INSTAGRAM: www.instagram.com/dropsofheart

 

 

THE EMERGENCY PLEASE

The Emergency Please band photo

INTERVIEW by ZAK SLOMAN

The Emergency Please are an alternative rock three-piece from Southampton.

Led by vocalist/guitarist Karan Master, the band burst onto the scene last year with their debut single ‘Still Good’, which showcased an eclectically-influenced sound incorporating elements of jazz, funk and pop-punk.

With the single generating much positive feedback, the talented trio will be confident of getting more of the same when their inaugural EP is released shortly.

Karan went into more detail about this and other things when I spoke to him recently.

How did The Emergency Please start out?

I started The Emergency Please as a songwriting vehicle for music I’d be writing.  We’re about to release our debut EP titled ‘Remember You’, which features Adam Porter (bass) and Sam West (drums). I am currently working with Jono Powell (bass) and Sam Garnett (drums). I met Jono at a jam night in Southampton. Sam and I have been playing together on and off for years. It’s really great to have them both in the band.

How did you come up with the band name?

One of my first bands growing up was called Emergency Please. I dug the name, so when I was thinking of what to call this band, I was like “Oh yeah, no one’s using that.”

What are the band’s main musical influences?

It ranges from bands like Funeral For A Friend, Paramore, CHON to stuff like John Mayer, Lany, Prince…the list goes on (laughs).

What would you say was your approach to songwriting?

I usually come in with the guitar and vocals. We jam it out and tweak until it feels right. Some songs we do in an hour, some we work on for weeks.

Where does the inspiration come from for the band’s lyrics?

It ranges, but we tend to write about life experiences. Our upcoming EP ‘Remember You’ has four tracks.  The opening title track is about running into an ex after a long time and you can’t seem to remember why you broke up in the moment. The second track ‘I Can’t Stop’ is about a relationship that deep down you know isn’t going to last, but you can’t walk away from. The third, ‘Lost’, is a slower more melancholy song that talks about caring for someone that is going through a tough time and how inner demons affect the people around you. The final track ‘Clark Kent Syndrome’ is more technical alt rock/emo tune. When I sat down and thought about what I had learnt from all the experiences I’d got from the other tracks which is what inspired the lyrics for the final one.

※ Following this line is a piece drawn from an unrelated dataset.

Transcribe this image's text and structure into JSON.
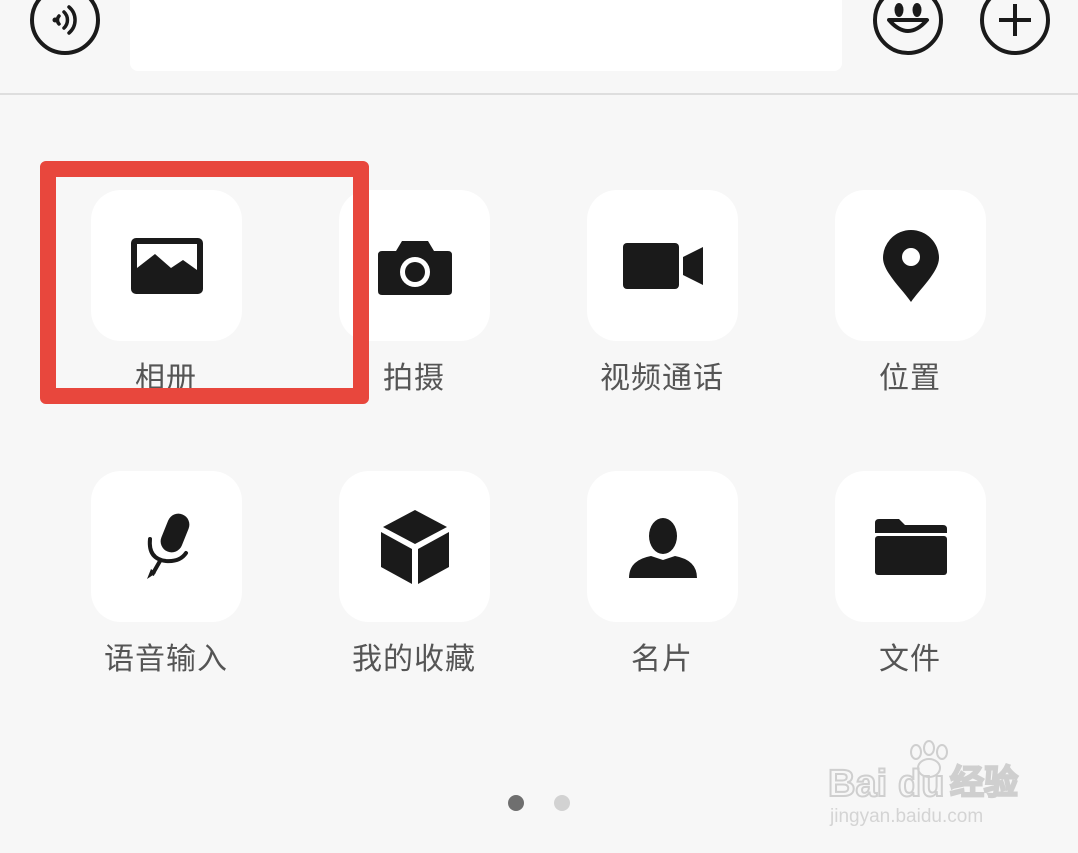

How is the experience of playing live?

We play live almost every week, doing support slots, festivals, bars, pubs, jam nights. Playing live is our favourite part of being in a band. We had a gig a few days ago where we played a song we’d written and learnt something like 23 hours before. It was such a great experience. We love trying out new ideas and mixing things up live. Improvisation is a big part of our shows. We have set structures to everything, but we tend to throw in new ideas depending on the vibe.

Aside from your forthcoming EP, what do you have planned for the near future?

We’ve got a quite a few gigs lined up before the release of the EP, including Wickham Fest (which we are really excited for). We’ve also got a whole bunch of new material we’ve been recently gigging and are planning on getting it recorded soon.

What is the band’s long-term aim?

For me growing up, listening to music always invoked such an emotional response. We’d like to do the same for as many people as we can.

‘REMEMBER YOU’, THE DEBUT EP FROM THE EMERGENCY PLEASE, WILL BE RELEASED SOON.

FOR FURTHER INFO ON THE BAND, CHECK OUT THESE SITES:

FACEBOOK: www.facebook.com/theemergencyplease

SOUNDCLOUD: soundcloud.com/the-emergency-please

YOUTUBE: www.youtube.com